US8397575Mar 19, 2013Magnetic Analysis CorporationOblique flaw detection using ultrasonic transducers
US8997574Mar 18, 2013Apr 7, 2015Magnetic Analysis CorporationOblique flaw detection using ultrasonic transducers
US20050264133 *May 24, 2005Dec 1, 2005Ketterling Jeffrey ASystem and method for design and fabrication of a high frequency transducer
US20060064081 *Sep 13, 2005Mar 23, 2006Michael RosinkoAblation device with phased array ultrasound transducer
US20070046149 *Aug 23, 2005Mar 1, 2007Zipparo Michael JUltrasound probe transducer assembly and production method
US20070157732 *Jan 6, 2006Jul 12, 2007Warren LeeTransducer assembly with z-axis interconnect
US20070226976 *Jun 11, 2007Oct 4, 2007Zipparo Michael JUltrasound probe transducer assembly and production method
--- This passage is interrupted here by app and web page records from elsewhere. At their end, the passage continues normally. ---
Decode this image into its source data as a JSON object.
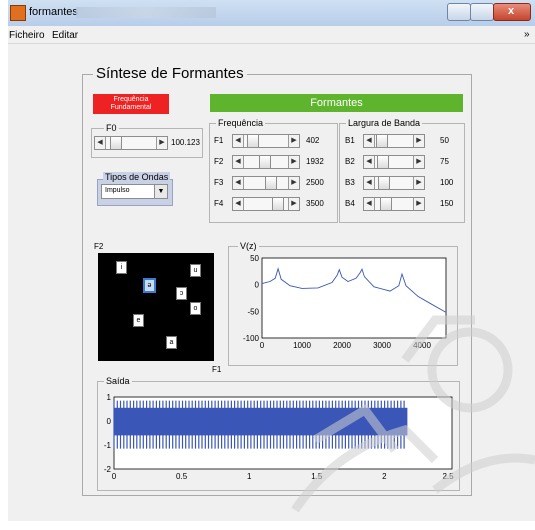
{
  "window": {
    "title": "formantes",
    "close_glyph": "x"
  },
  "menu": {
    "items": [
      "Ficheiro",
      "Editar"
    ],
    "overflow_glyph": "»"
  },
  "main": {
    "title": "Síntese de Formantes",
    "freq_fund_button": [
      "Frequência",
      "Fundamental"
    ],
    "formantes_button": "Formantes",
    "f0": {
      "label": "F0",
      "value": "100.123",
      "level": 0.12
    },
    "tipos": {
      "title": "Tipos de Ondas",
      "selected": "Impulso"
    },
    "frequencia": {
      "title": "Frequência",
      "rows": [
        {
          "label": "F1",
          "value": "402",
          "level": 0.1
        },
        {
          "label": "F2",
          "value": "1932",
          "level": 0.45
        },
        {
          "label": "F3",
          "value": "2500",
          "level": 0.6
        },
        {
          "label": "F4",
          "value": "3500",
          "level": 0.8
        }
      ]
    },
    "largura": {
      "title": "Largura de Banda",
      "rows": [
        {
          "label": "B1",
          "value": "50",
          "level": 0.08
        },
        {
          "label": "B2",
          "value": "75",
          "level": 0.1
        },
        {
          "label": "B3",
          "value": "100",
          "level": 0.12
        },
        {
          "label": "B4",
          "value": "150",
          "level": 0.2
        }
      ]
    },
    "f2f1": {
      "ylabel": "F2",
      "xlabel": "F1",
      "vowels": [
        "i",
        "u",
        "ə",
        "ɔ",
        "o",
        "e",
        "a"
      ],
      "selected": "ə"
    }
  },
  "chart_data": [
    {
      "type": "line",
      "title": "V(z)",
      "xlim": [
        0,
        4600
      ],
      "ylim": [
        -100,
        50
      ],
      "xticks": [
        "0",
        "1000",
        "2000",
        "3000",
        "4000"
      ],
      "yticks": [
        "50",
        "0",
        "-50",
        "-100"
      ],
      "x": [
        0,
        200,
        330,
        402,
        480,
        700,
        1000,
        1400,
        1750,
        1880,
        1932,
        2000,
        2150,
        2350,
        2450,
        2500,
        2560,
        2800,
        3200,
        3420,
        3500,
        3600,
        3900,
        4200,
        4600
      ],
      "y": [
        2,
        6,
        12,
        30,
        10,
        -2,
        -7,
        -6,
        4,
        18,
        28,
        14,
        6,
        12,
        22,
        29,
        15,
        -4,
        -12,
        -2,
        20,
        -2,
        -22,
        -35,
        -52
      ]
    },
    {
      "type": "area",
      "title": "Saída",
      "xlim": [
        0,
        2.5
      ],
      "ylim": [
        -2,
        1
      ],
      "xticks": [
        "0",
        "0.5",
        "1",
        "1.5",
        "2",
        "2.5"
      ],
      "yticks": [
        "1",
        "0",
        "-1",
        "-2"
      ],
      "signal": {
        "x_end": 2.17,
        "band_top": 0.55,
        "band_bottom": -0.6,
        "spike_top": 0.85,
        "spike_bottom": -1.15,
        "periods": 90
      }
    }
  ],
  "colors": {
    "plot_line": "#3a57b8",
    "freq_fund": "#ee2222",
    "formantes": "#5eb42c",
    "watermark": "#c9c9c9"
  }
}
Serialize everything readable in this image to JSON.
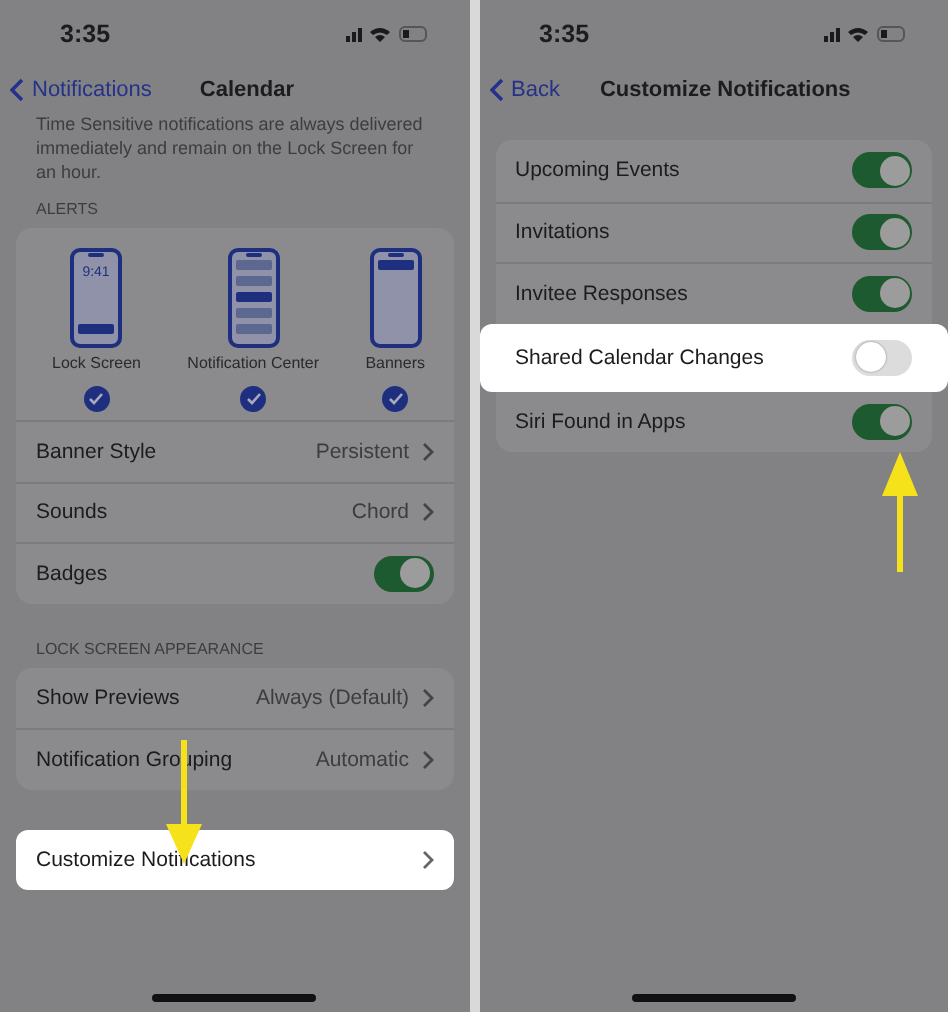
{
  "calendar_screen": {
    "status_bar": {
      "time": "3:35"
    },
    "nav": {
      "back": "Notifications",
      "title": "Calendar"
    },
    "description": "Time Sensitive notifications are always delivered immediately and remain on the Lock Screen for an hour.",
    "alerts_header": "ALERTS",
    "alerts": [
      {
        "kind": "lock",
        "label": "Lock Screen",
        "clock": "9:41",
        "checked": true
      },
      {
        "kind": "center",
        "label": "Notification Center",
        "checked": true
      },
      {
        "kind": "banner",
        "label": "Banners",
        "checked": true
      }
    ],
    "alert_rows": [
      {
        "kind": "value",
        "label": "Banner Style",
        "value": "Persistent"
      },
      {
        "kind": "value",
        "label": "Sounds",
        "value": "Chord"
      },
      {
        "kind": "toggle",
        "label": "Badges",
        "on": true
      }
    ],
    "lock_header": "LOCK SCREEN APPEARANCE",
    "lock_rows": [
      {
        "label": "Show Previews",
        "value": "Always (Default)"
      },
      {
        "label": "Notification Grouping",
        "value": "Automatic"
      }
    ],
    "customize": {
      "label": "Customize Notifications",
      "highlighted": true
    }
  },
  "customize_screen": {
    "status_bar": {
      "time": "3:35"
    },
    "nav": {
      "back": "Back",
      "title": "Customize Notifications"
    },
    "rows": [
      {
        "label": "Upcoming Events",
        "on": true,
        "highlighted": false
      },
      {
        "label": "Invitations",
        "on": true,
        "highlighted": false
      },
      {
        "label": "Invitee Responses",
        "on": true,
        "highlighted": false
      },
      {
        "label": "Shared Calendar Changes",
        "on": false,
        "highlighted": true
      },
      {
        "label": "Siri Found in Apps",
        "on": true,
        "highlighted": false
      }
    ]
  }
}
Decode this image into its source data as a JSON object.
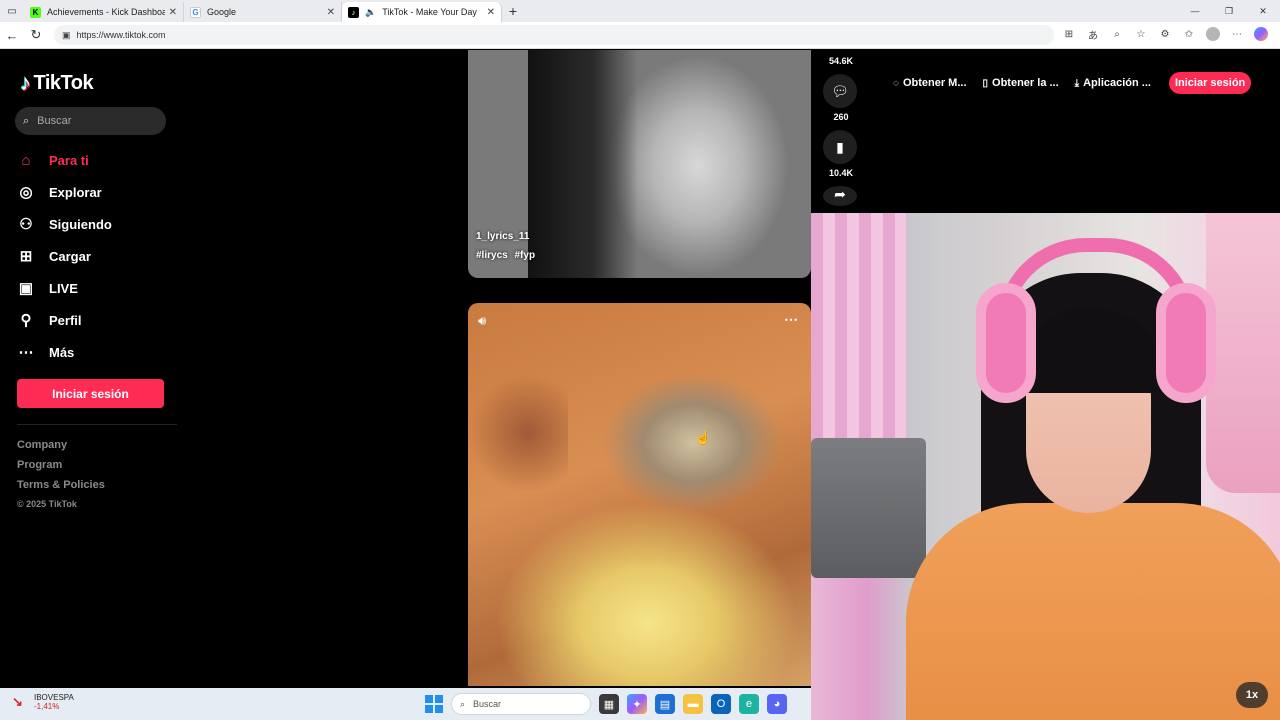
{
  "browser": {
    "tabs": [
      {
        "title": "Achievements - Kick Dashboard",
        "favicon": "K",
        "favicon_color": "#53fc18"
      },
      {
        "title": "Google",
        "favicon": "G",
        "favicon_color": "#4285f4"
      },
      {
        "title": "TikTok - Make Your Day",
        "favicon": "♪",
        "favicon_color": "#000000",
        "active": true
      }
    ],
    "new_tab": "+",
    "url": "https://www.tiktok.com"
  },
  "sidebar": {
    "logo": "TikTok",
    "search_placeholder": "Buscar",
    "nav": [
      {
        "label": "Para ti",
        "icon": "home-icon",
        "active": true
      },
      {
        "label": "Explorar",
        "icon": "compass-icon"
      },
      {
        "label": "Siguiendo",
        "icon": "following-icon"
      },
      {
        "label": "Cargar",
        "icon": "upload-icon"
      },
      {
        "label": "LIVE",
        "icon": "live-icon"
      },
      {
        "label": "Perfil",
        "icon": "profile-icon"
      },
      {
        "label": "Más",
        "icon": "more-icon"
      }
    ],
    "login_label": "Iniciar sesión",
    "footer": {
      "links": [
        "Company",
        "Program",
        "Terms & Policies"
      ],
      "copyright": "© 2025 TikTok"
    }
  },
  "feed": {
    "video1": {
      "caption": "1_lyrics_11",
      "tags": [
        "#lirycs",
        "#fyp"
      ]
    },
    "actions": [
      {
        "icon": "like-icon",
        "count": "54.6K"
      },
      {
        "icon": "comment-icon",
        "count": "260"
      },
      {
        "icon": "bookmark-icon",
        "count": "10.4K"
      },
      {
        "icon": "share-icon",
        "count": ""
      }
    ]
  },
  "top_actions": {
    "items": [
      {
        "label": "Obtener M...",
        "icon": "coin-icon"
      },
      {
        "label": "Obtener la ...",
        "icon": "phone-icon"
      },
      {
        "label": "Aplicación ...",
        "icon": "download-icon"
      }
    ],
    "login_label": "Iniciar sesión"
  },
  "webcam": {
    "speed": "1x"
  },
  "taskbar": {
    "ticker_name": "IBOVESPA",
    "ticker_change": "-1,41%",
    "search_placeholder": "Buscar"
  },
  "colors": {
    "accent": "#fe2c55"
  }
}
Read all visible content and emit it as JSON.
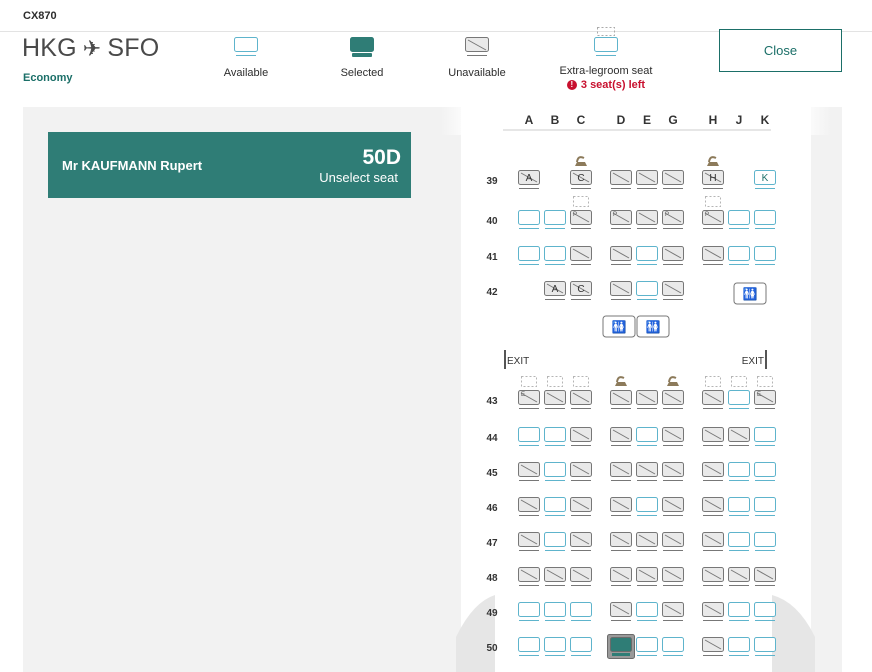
{
  "header": {
    "flight_number": "CX870",
    "origin": "HKG",
    "destination": "SFO",
    "cabin": "Economy",
    "close_label": "Close"
  },
  "legend": {
    "available": "Available",
    "selected": "Selected",
    "unavailable": "Unavailable",
    "extra_legroom": "Extra-legroom seat",
    "extra_legroom_left": "3 seat(s) left"
  },
  "passenger": {
    "name": "Mr KAUFMANN Rupert",
    "seat": "50D",
    "unselect_label": "Unselect seat"
  },
  "seatmap": {
    "columns": [
      "A",
      "B",
      "C",
      "D",
      "E",
      "G",
      "H",
      "J",
      "K"
    ],
    "exit_label": "EXIT",
    "rows": [
      {
        "row": "39",
        "seats": {
          "A": "unavailable",
          "B": "none",
          "C": "unavailable",
          "D": "unavailable",
          "E": "unavailable",
          "G": "unavailable",
          "H": "unavailable",
          "J": "none",
          "K": "available"
        },
        "marks": {
          "A": "A",
          "C": "C",
          "H": "H",
          "K": "K"
        },
        "bassinet": [
          "C",
          "H"
        ]
      },
      {
        "row": "40",
        "seats": {
          "A": "available",
          "B": "available",
          "C": "unavailable",
          "D": "unavailable",
          "E": "unavailable",
          "G": "unavailable",
          "H": "unavailable",
          "J": "available",
          "K": "available"
        },
        "marks": {
          "C": "P",
          "D": "P",
          "G": "P",
          "H": "P"
        },
        "legroom": [
          "C",
          "H"
        ]
      },
      {
        "row": "41",
        "seats": {
          "A": "available",
          "B": "available",
          "C": "unavailable",
          "D": "unavailable",
          "E": "available",
          "G": "unavailable",
          "H": "unavailable",
          "J": "available",
          "K": "available"
        }
      },
      {
        "row": "42",
        "seats": {
          "A": "none",
          "B": "unavailable",
          "C": "unavailable",
          "D": "unavailable",
          "E": "available",
          "G": "unavailable",
          "H": "none",
          "J": "none",
          "K": "none"
        },
        "marks": {
          "B": "A",
          "C": "C"
        }
      },
      {
        "row": "43",
        "seats": {
          "A": "unavailable",
          "B": "unavailable",
          "C": "unavailable",
          "D": "unavailable",
          "E": "unavailable",
          "G": "unavailable",
          "H": "unavailable",
          "J": "available",
          "K": "unavailable"
        },
        "marks": {
          "A": "E",
          "K": "E"
        },
        "legroom": [
          "A",
          "B",
          "C",
          "H",
          "J",
          "K"
        ],
        "bassinet": [
          "D",
          "G"
        ]
      },
      {
        "row": "44",
        "seats": {
          "A": "available",
          "B": "available",
          "C": "unavailable",
          "D": "unavailable",
          "E": "available",
          "G": "unavailable",
          "H": "unavailable",
          "J": "unavailable",
          "K": "available"
        }
      },
      {
        "row": "45",
        "seats": {
          "A": "unavailable",
          "B": "available",
          "C": "unavailable",
          "D": "unavailable",
          "E": "unavailable",
          "G": "unavailable",
          "H": "unavailable",
          "J": "available",
          "K": "available"
        }
      },
      {
        "row": "46",
        "seats": {
          "A": "unavailable",
          "B": "available",
          "C": "unavailable",
          "D": "unavailable",
          "E": "available",
          "G": "unavailable",
          "H": "unavailable",
          "J": "available",
          "K": "available"
        }
      },
      {
        "row": "47",
        "seats": {
          "A": "unavailable",
          "B": "available",
          "C": "unavailable",
          "D": "unavailable",
          "E": "unavailable",
          "G": "unavailable",
          "H": "unavailable",
          "J": "available",
          "K": "available"
        }
      },
      {
        "row": "48",
        "seats": {
          "A": "unavailable",
          "B": "unavailable",
          "C": "unavailable",
          "D": "unavailable",
          "E": "unavailable",
          "G": "unavailable",
          "H": "unavailable",
          "J": "unavailable",
          "K": "unavailable"
        }
      },
      {
        "row": "49",
        "seats": {
          "A": "available",
          "B": "available",
          "C": "available",
          "D": "unavailable",
          "E": "available",
          "G": "unavailable",
          "H": "unavailable",
          "J": "available",
          "K": "available"
        }
      },
      {
        "row": "50",
        "seats": {
          "A": "available",
          "B": "available",
          "C": "available",
          "D": "selected",
          "E": "available",
          "G": "available",
          "H": "unavailable",
          "J": "available",
          "K": "available"
        }
      }
    ]
  },
  "colors": {
    "accent": "#1b6f68",
    "selected": "#2f7d76",
    "available_outline": "#5eb4cc",
    "unavailable_outline": "#777777",
    "alert": "#c8102e"
  }
}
US20080185937 *Apr 14, 2008Aug 7, 2008Riverside Research InstituteSystem and method for design and fabrication of a high frequency transducer
US20080289424 *Aug 8, 2007Nov 27, 2008Magnetic Analysis CorporationOblique flaw detection using ultrasonic transducers
US20110067496 *Jun 25, 2010Mar 24, 2011Magnetic Analysis CorporationOblique flaw detection using ultrasonic transducers
DE10248979B4 *Oct 21, 2002Aug 24, 2006Magnetic Analysis Corp.Multielement-Ultraschall-Transducer und Ultraschall-Prüfverfahren
Classifications
U.S. Classification73/625, 310/334
International ClassificationB06B1/06, A61B8/00
Cooperative ClassificationB06B1/0622, A61B8/4494
European ClassificationB06B1/06C3
Legal Events
DateCodeEventDescription
Dec 6, 1985ASAssignment
Owner name: KABUSHIKI KAISHA TOSHIBA, 72 HORIKAWA-CHO, SAIWAI-
Free format text: ASSIGNMENT OF ASSIGNORS INTEREST.;ASSIGNORS:NAGAI, YASUTAKA;ENJOJI, SUSUMU;REEL/FRAME:004492/0438
Effective date: 19851125
Jan 29, 1991REMIMaintenance fee reminder mailed
May 30, 1991FPAYFee payment
Year of fee payment: 4
May 30, 1991SULPSurcharge for late payment
Dec 6, 1994FPAYFee payment
Year of fee payment: 8
Jan 19, 1999REMIMaintenance fee reminder mailed
Jun 27, 1999LAPSLapse for failure to pay maintenance fees
Sep 21, 1999FPExpired due to failure to pay maintenance fee
Effective date: 19990630